WHAT THE TASK ASKS -
Wherever a line in the data below holds "value", copy that line.

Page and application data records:
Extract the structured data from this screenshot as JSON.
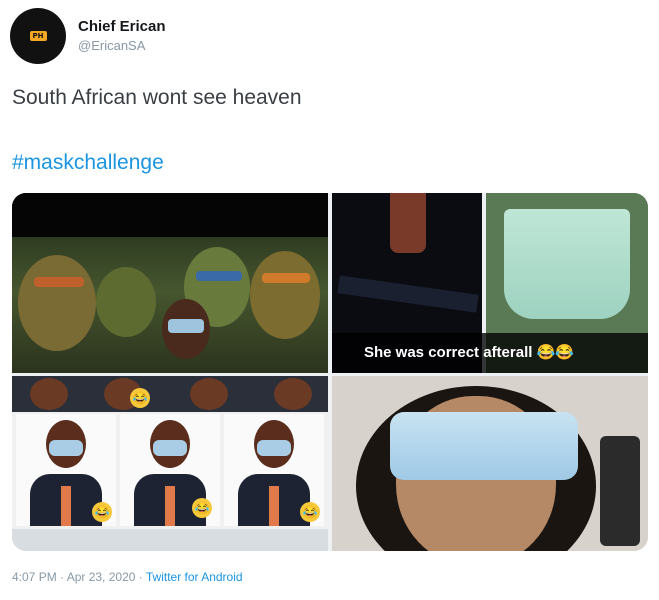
{
  "author": {
    "name": "Chief Erican",
    "handle": "@EricanSA"
  },
  "tweet": {
    "text": "South African wont see heaven",
    "hashtag": "#maskchallenge"
  },
  "media": {
    "caption": "She was correct afterall",
    "caption_emoji": "😂😂"
  },
  "footer": {
    "timestamp": "4:07 PM · Apr 23, 2020 · ",
    "source": "Twitter for Android"
  },
  "colors": {
    "link": "#1b95e0",
    "muted": "#8899a6",
    "text": "#14171a"
  },
  "icons": [
    "avatar-logo",
    "laughing-emoji-icon"
  ]
}
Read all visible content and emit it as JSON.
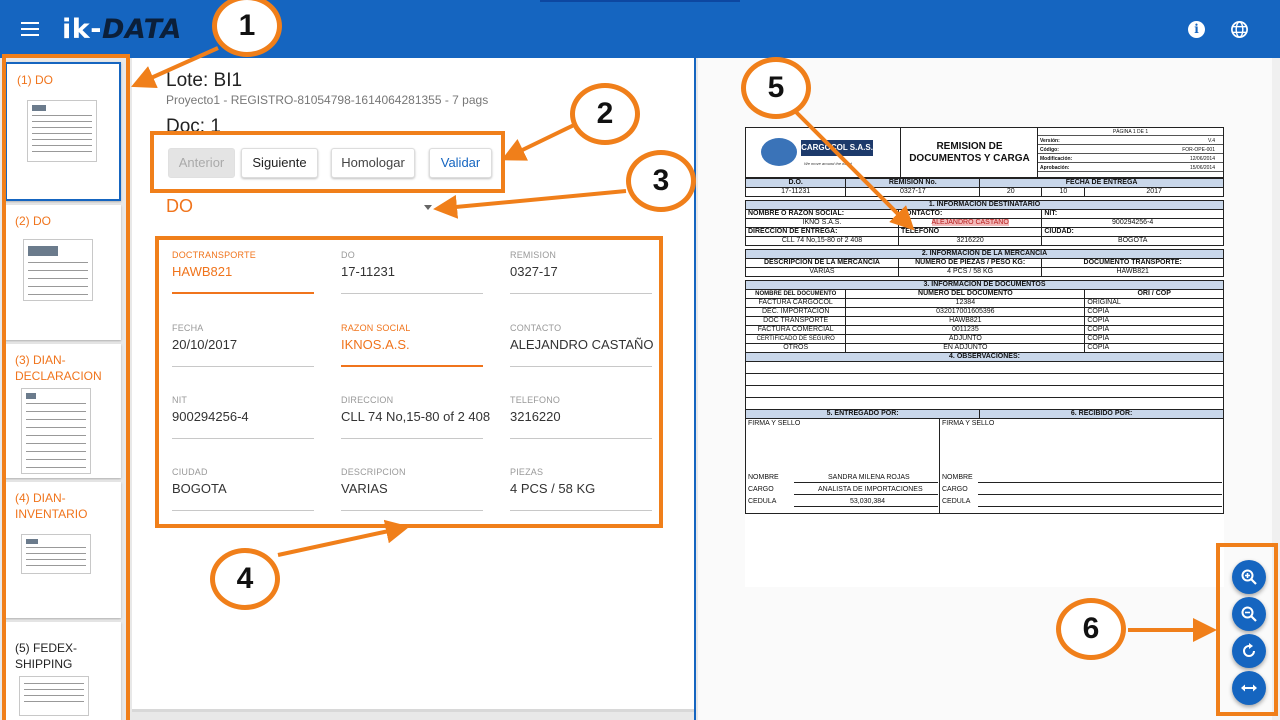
{
  "header": {
    "logo_ik": "ik",
    "logo_dash": "-",
    "logo_data": "DATA",
    "brand_color": "#1565c0"
  },
  "sidebar": {
    "items": [
      {
        "label": "(1) DO"
      },
      {
        "label": "(2) DO"
      },
      {
        "label": "(3) DIAN-DECLARACION"
      },
      {
        "label": "(4) DIAN-INVENTARIO"
      },
      {
        "label": "(5) FEDEX-SHIPPING"
      }
    ]
  },
  "main": {
    "lote_title": "Lote: BI1",
    "lote_sub": "Proyecto1 - REGISTRO-81054798-1614064281355 - 7 pags",
    "doc_title": "Doc: 1",
    "buttons": {
      "prev": "Anterior",
      "next": "Siguiente",
      "homologate": "Homologar",
      "validate": "Validar"
    },
    "doctype": "DO",
    "fields": [
      {
        "label": "DOCTRANSPORTE",
        "value": "HAWB821"
      },
      {
        "label": "DO",
        "value": "17-11231"
      },
      {
        "label": "REMISION",
        "value": "0327-17"
      },
      {
        "label": "FECHA",
        "value": "20/10/2017"
      },
      {
        "label": "RAZON SOCIAL",
        "value": "IKNOS.A.S."
      },
      {
        "label": "CONTACTO",
        "value": "ALEJANDRO CASTAÑO"
      },
      {
        "label": "NIT",
        "value": "900294256-4"
      },
      {
        "label": "DIRECCION",
        "value": "CLL 74 No,15-80 of 2 408"
      },
      {
        "label": "TELEFONO",
        "value": "3216220"
      },
      {
        "label": "CIUDAD",
        "value": "BOGOTA"
      },
      {
        "label": "DESCRIPCION",
        "value": "VARIAS"
      },
      {
        "label": "PIEZAS",
        "value": "4 PCS / 58 KG"
      }
    ]
  },
  "document": {
    "company": "CARGOCOL S.A.S.",
    "tagline": "We move around the world",
    "title_line1": "REMISION DE",
    "title_line2": "DOCUMENTOS Y CARGA",
    "page": "PÁGINA 1 DE 1",
    "meta": [
      {
        "k": "Versión:",
        "v": "V.4"
      },
      {
        "k": "Código:",
        "v": "FOR-OPE-001"
      },
      {
        "k": "Modificación:",
        "v": "12/06/2014"
      },
      {
        "k": "Aprobación:",
        "v": "15/06/2014"
      }
    ],
    "h_do": "D.O.",
    "h_remision": "REMISION No.",
    "h_fecha": "FECHA DE ENTREGA",
    "v_do": "17-11231",
    "v_remision": "0327-17",
    "v_day": "20",
    "v_month": "10",
    "v_year": "2017",
    "sec1": "1. INFORMACION DESTINATARIO",
    "l_nombre": "NOMBRE O RAZON SOCIAL:",
    "l_contacto": "CONTACTO:",
    "l_nit": "NIT:",
    "v_nombre": "IKNO S.A.S.",
    "v_contacto": "ALEJANDRO CASTAÑO",
    "v_nit": "900294256-4",
    "l_direccion": "DIRECCIÓN DE ENTREGA:",
    "l_telefono": "TELÉFONO",
    "l_ciudad": "CIUDAD:",
    "v_direccion": "CLL 74 No,15-80 of 2 408",
    "v_telefono": "3216220",
    "v_ciudad": "BOGOTA",
    "sec2": "2. INFORMACIÓN DE LA MERCANCÍA",
    "l_desc": "DESCRIPCIÓN DE LA MERCANCÍA",
    "l_piezas": "NÚMERO DE PIEZAS / PESO KG:",
    "l_doctrans": "DOCUMENTO TRANSPORTE:",
    "v_desc": "VARIAS",
    "v_piezas": "4 PCS / 58 KG",
    "v_doctrans": "HAWB821",
    "sec3": "3. INFORMACION DE DOCUMENTOS",
    "l_nombredoc": "NOMBRE DEL DOCUMENTO",
    "l_numdoc": "NÚMERO DEL DOCUMENTO",
    "l_ori": "ORI / COP",
    "docs": [
      {
        "name": "FACTURA CARGOCOL",
        "num": "12384",
        "type": "ORIGINAL"
      },
      {
        "name": "DEC. IMPORTACION",
        "num": "032017001605396",
        "type": "COPIA"
      },
      {
        "name": "DOC TRANSPORTE",
        "num": "HAWB821",
        "type": "COPIA"
      },
      {
        "name": "FACTURA COMERCIAL",
        "num": "0011235",
        "type": "COPIA"
      },
      {
        "name": "CERTIFICADO DE SEGURO",
        "num": "ADJUNTO",
        "type": "COPIA"
      },
      {
        "name": "OTROS",
        "num": "EN ADJUNTO",
        "type": "COPIA"
      }
    ],
    "sec4": "4. OBSERVACIONES:",
    "sec5": "5. ENTREGADO POR:",
    "sec6": "6. RECIBIDO POR:",
    "firma": "FIRMA Y SELLO",
    "l_nombre_s": "NOMBRE",
    "l_cargo": "CARGO",
    "l_cedula": "CEDULA",
    "v_nombre_s": "SANDRA MILENA ROJAS",
    "v_cargo": "ANALISTA DE IMPORTACIONES",
    "v_cedula": "53,030,384"
  },
  "annotations": [
    "1",
    "2",
    "3",
    "4",
    "5",
    "6"
  ],
  "colors": {
    "accent_orange": "#f07f1a",
    "label_orange": "#f0741c",
    "primary_blue": "#1565c0"
  }
}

THE ANSWER -
        "value": "HAWB821"
        "value": "17-11231"
        "value": "0327-17"
        "value": "20/10/2017"
        "value": "IKNOS.A.S."
        "value": "ALEJANDRO CASTAÑO"
        "value": "900294256-4"
        "value": "CLL 74 No,15-80 of 2 408"
        "value": "3216220"
        "value": "BOGOTA"
        "value": "VARIAS"
        "value": "4 PCS / 58 KG"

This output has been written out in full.